Use of headphones that block out all outside noise is becoming a deadly problem, researchers say. A study released this year by the University of Maryland indicates serious accidents involving people using such headphones have increased by more than 300 percent during the past six years.
Maryland researchers learned more than two-thirds of such accidents involved males under 30 years of age. That should come as no surprise; high-tech headphones are seen far more frequently on young people than on older adults.
We doubt there can be a technological solution to this one, simply because of the whole idea behind noise-blocking headphones. Clearly then, the Maryland study should serve as a wake-up call to those who use such equipment. No music is good enough to risk losing your life.
Here's an opportunity for a philanthropist to do something worthwhile, or for a company to earn public relations benefits:
After the Japanese bombed Pearl Harbor, Americans were both determined to prevail in World War II and, at the same time, concerned. A much-needed morale boost was provided when, on April 18, 1942, 80 U.S. fliers led by Lt. Col. "Jimmy" Doolittle bombed the Japanese homeland.
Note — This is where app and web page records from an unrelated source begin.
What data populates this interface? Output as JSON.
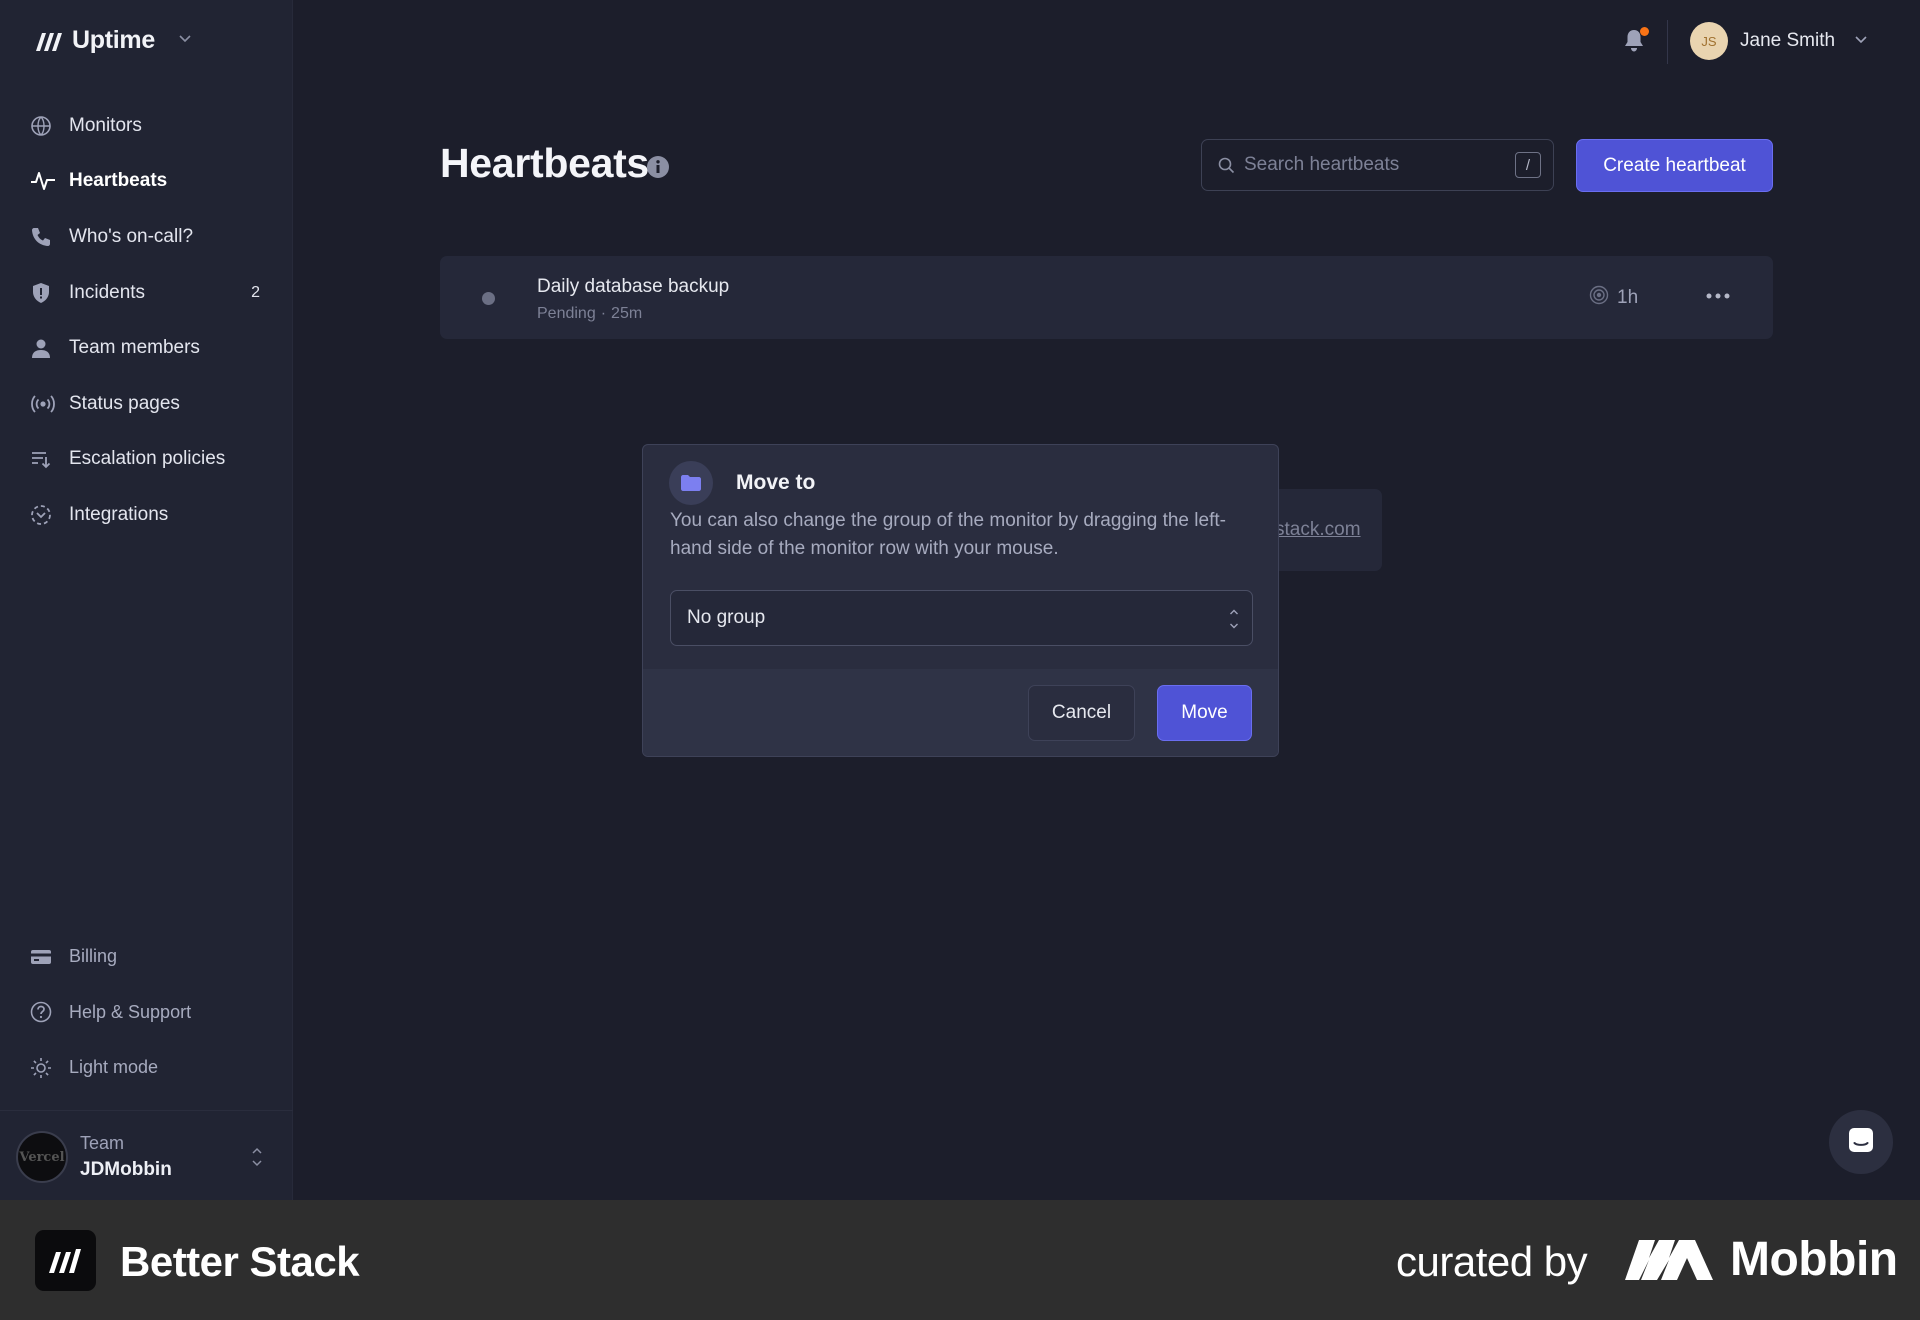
{
  "app": {
    "name": "Uptime"
  },
  "sidebar": {
    "items": [
      {
        "label": "Monitors",
        "icon": "globe-icon"
      },
      {
        "label": "Heartbeats",
        "icon": "pulse-icon",
        "active": true
      },
      {
        "label": "Who's on-call?",
        "icon": "phone-icon"
      },
      {
        "label": "Incidents",
        "icon": "shield-icon",
        "badge": "2"
      },
      {
        "label": "Team members",
        "icon": "user-icon"
      },
      {
        "label": "Status pages",
        "icon": "broadcast-icon"
      },
      {
        "label": "Escalation policies",
        "icon": "escalation-icon"
      },
      {
        "label": "Integrations",
        "icon": "integrations-icon"
      }
    ],
    "bottom_items": [
      {
        "label": "Billing",
        "icon": "credit-card-icon"
      },
      {
        "label": "Help & Support",
        "icon": "help-icon"
      },
      {
        "label": "Light mode",
        "icon": "sun-icon"
      }
    ],
    "team": {
      "label": "Team",
      "name": "JDMobbin",
      "avatar_text": "Vercel"
    }
  },
  "topbar": {
    "user_initials": "JS",
    "user_name": "Jane Smith",
    "notification_dot_color": "#f97316"
  },
  "main": {
    "title": "Heartbeats",
    "search_placeholder": "Search heartbeats",
    "search_shortcut": "/",
    "create_button": "Create heartbeat",
    "heartbeats": [
      {
        "name": "Daily database backup",
        "status": "Pending",
        "age": "25m",
        "period": "1h"
      }
    ],
    "background_link": "stack.com"
  },
  "modal": {
    "title": "Move to",
    "description": "You can also change the group of the monitor by dragging the left-hand side of the monitor row with your mouse.",
    "select_value": "No group",
    "cancel_label": "Cancel",
    "move_label": "Move"
  },
  "banner": {
    "brand": "Better Stack",
    "curated_by": "curated by",
    "curator": "Mobbin"
  },
  "colors": {
    "accent": "#4f53d6",
    "background": "#1c1e2b",
    "sidebar": "#212433"
  }
}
Just five of the Doolittle raiders remain alive. On April 17-20, they will hold a reunion in Dayton, Ohio.
Events honoring the men are planned at the National Museum of the U.S. Air Force. Officials there are hoping to find funding to fly in a few old B-25 bombers, like the raiders used, for the event.
If you can help, please do so. It's little enough to do for the last five Doolittle raiders.